Consistent with the existing requirements that apply to all personal information, financial services entities must ensure they have effective measures in place to protect the information at all stages of the information lifecycle to ensure compliance with APP 11 and the specific conditions set out in the Regulations.
These measures should include ICT security, access security, physical security, processes for responding to data breaches, and robust privacy and security governance arrangements. Privacy and security governance arrangements should include appropriate training to ensure staff are aware of their privacy and security obligations and the requirements of the Regulations when handling the information, resourcing, documented policies and procedures, and management oversight to foster a culture of privacy.
Destroying information is also an important risk mitigation strategy and entities should ensure they securely and irretrievably destroy the information when it is no longer required for the purposes set out in the Regulation.
More detailed guidance can be found in the OAIC’s Guide to securing personal information.
Privacy impact assessments
We encourage financial services entities to consider undertaking a privacy impact assessment (PIA) to identify and mitigate the risks that may be associated with the collection of the information from a carrier or carriage service provider.
A PIA can assist an entity to determine whether the collection of information is necessary and proportionate in the circumstances and provides a useful framework to help identity and mitigate privacy risks and impacts that may be associated with handling the information.
For instance, a PIA may assist financial services entities to identity whether additional security or other measures are necessary to protect the information and ensure it is only utilised for the limited purposes set out in the Regulations.

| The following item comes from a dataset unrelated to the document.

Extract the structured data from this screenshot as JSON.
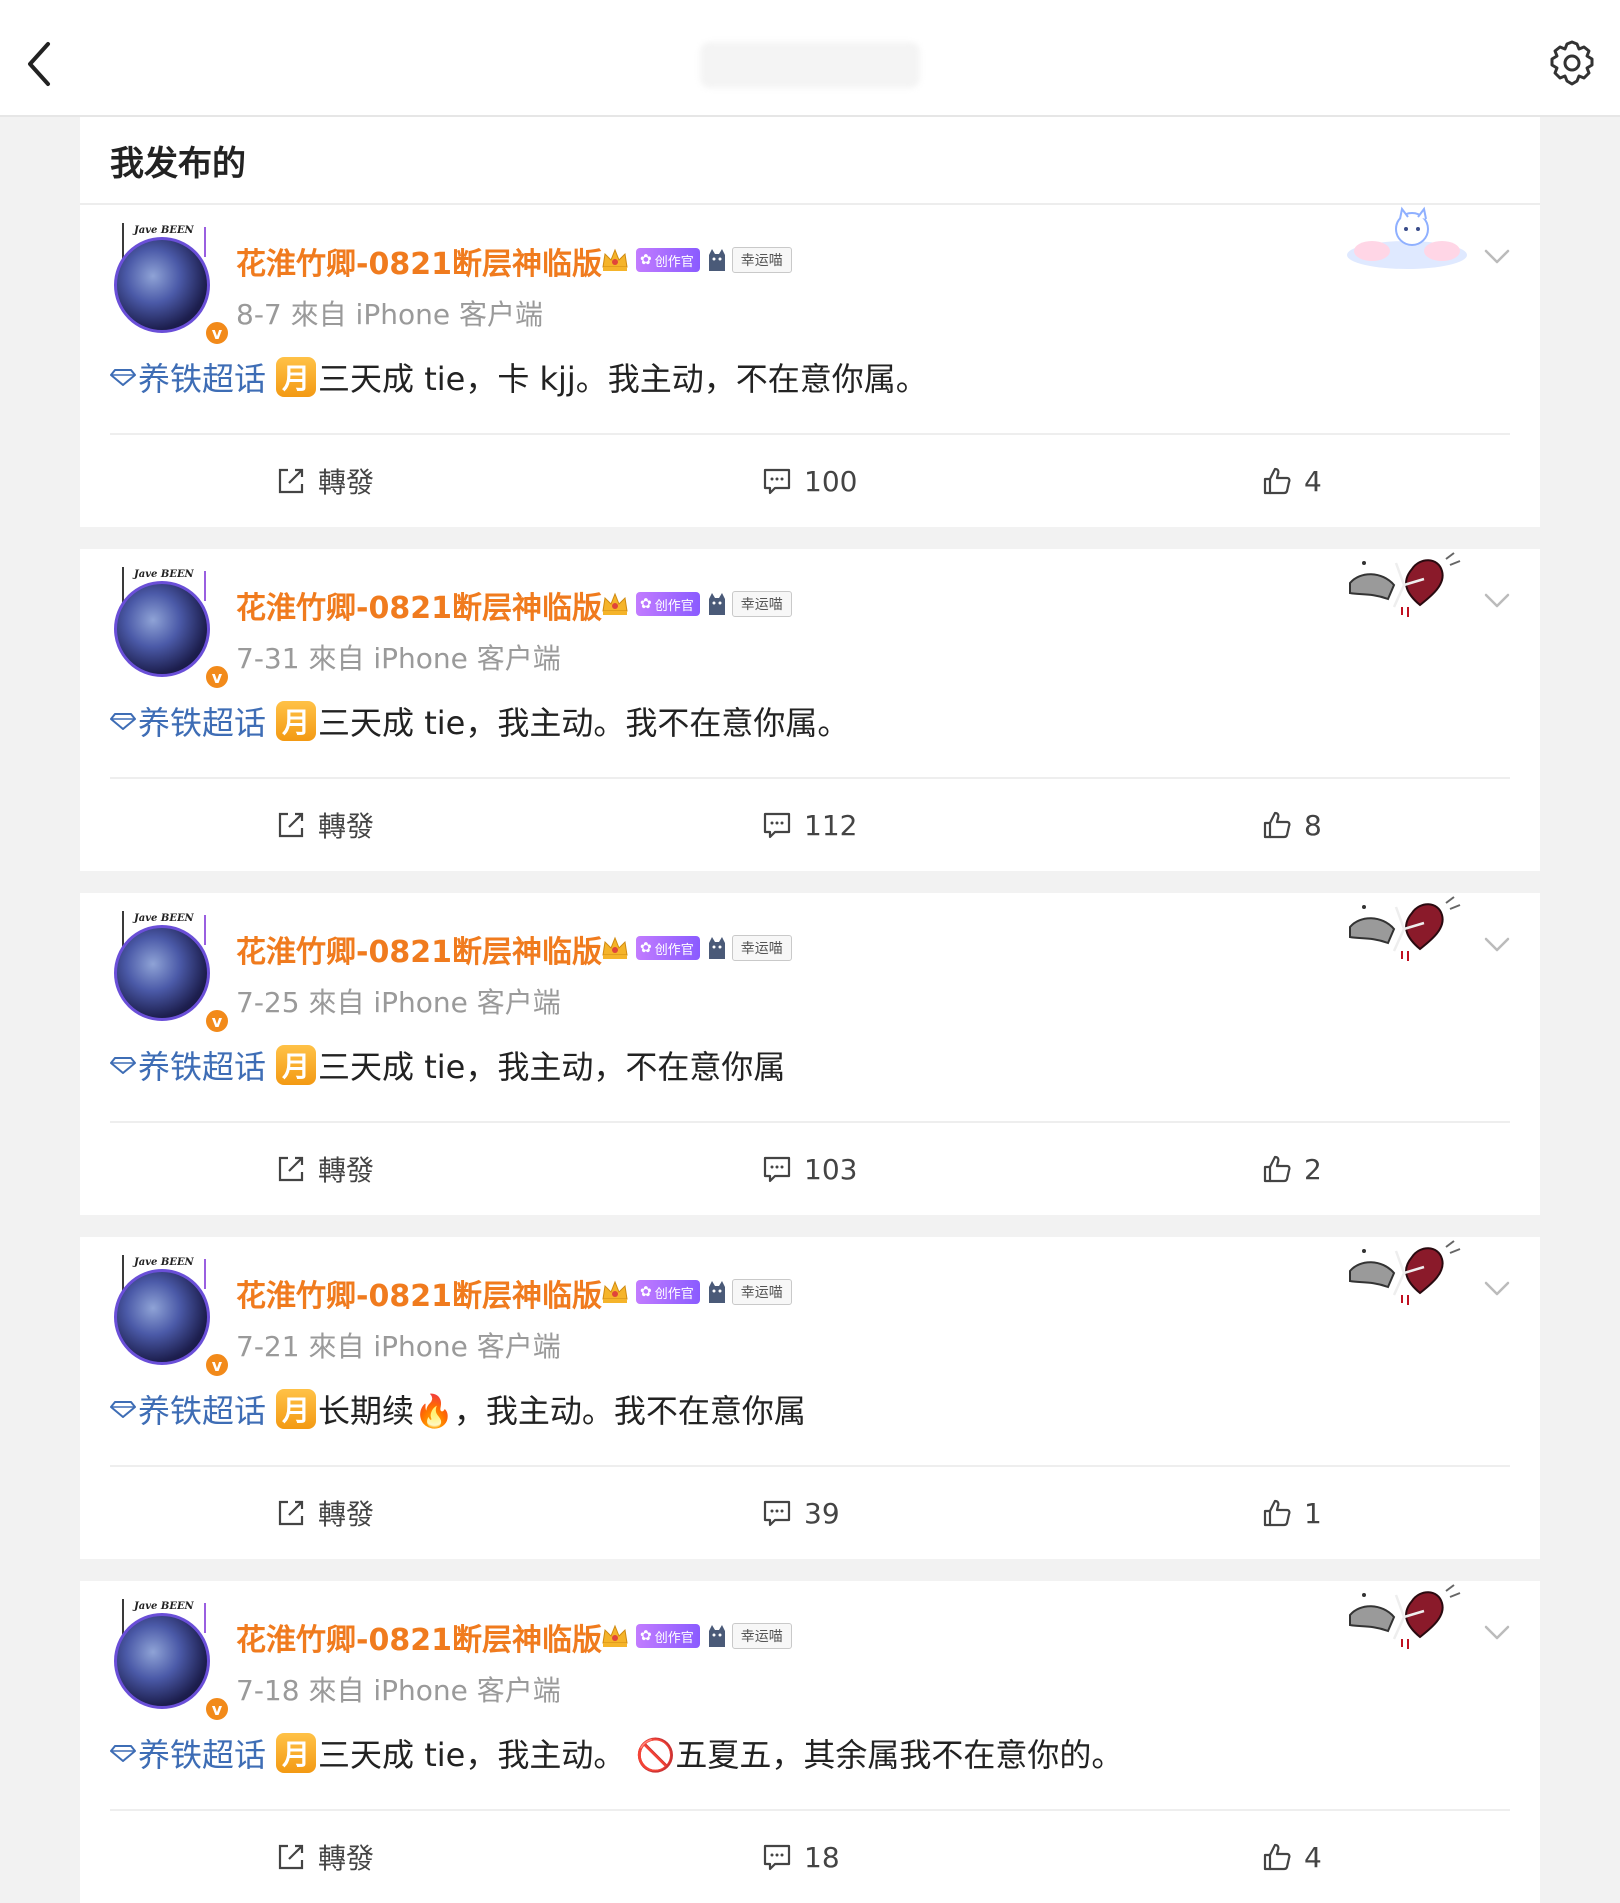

Mitigating privacy issues will help reduce the risk of experiencing a data breach, which could trigger entities notification obligations under the NDB scheme.
The OAIC has produced a suite of resources to assist APP entities conduct PIAs, including a Guide to undertaking privacy impact assessments and a Privacy impact assessment tool.
- Australian Privacy Principles guidelines
- Data breach preparation and response guide
- Guide to securing personal information
- Guide to undertaking privacy impact assessments
- PIA e-Learning course
- Privacy impact assessment tool
- Privacy management framework: enabling compliance and encouraging good practice
 An ‘associate’ is defined in s 6 of the Regulations as an employee of the entity, a related body corporate of the entity, an employee of the related body corporate, or a contractor of the entity.
 The Regulations also require an authorised officer of the entity to give the Australian Prudential Regulation Authority an attestation that the entity meets the requirements of Prudential Standard CPS 234 ‑ Information Security, as in force from time to time.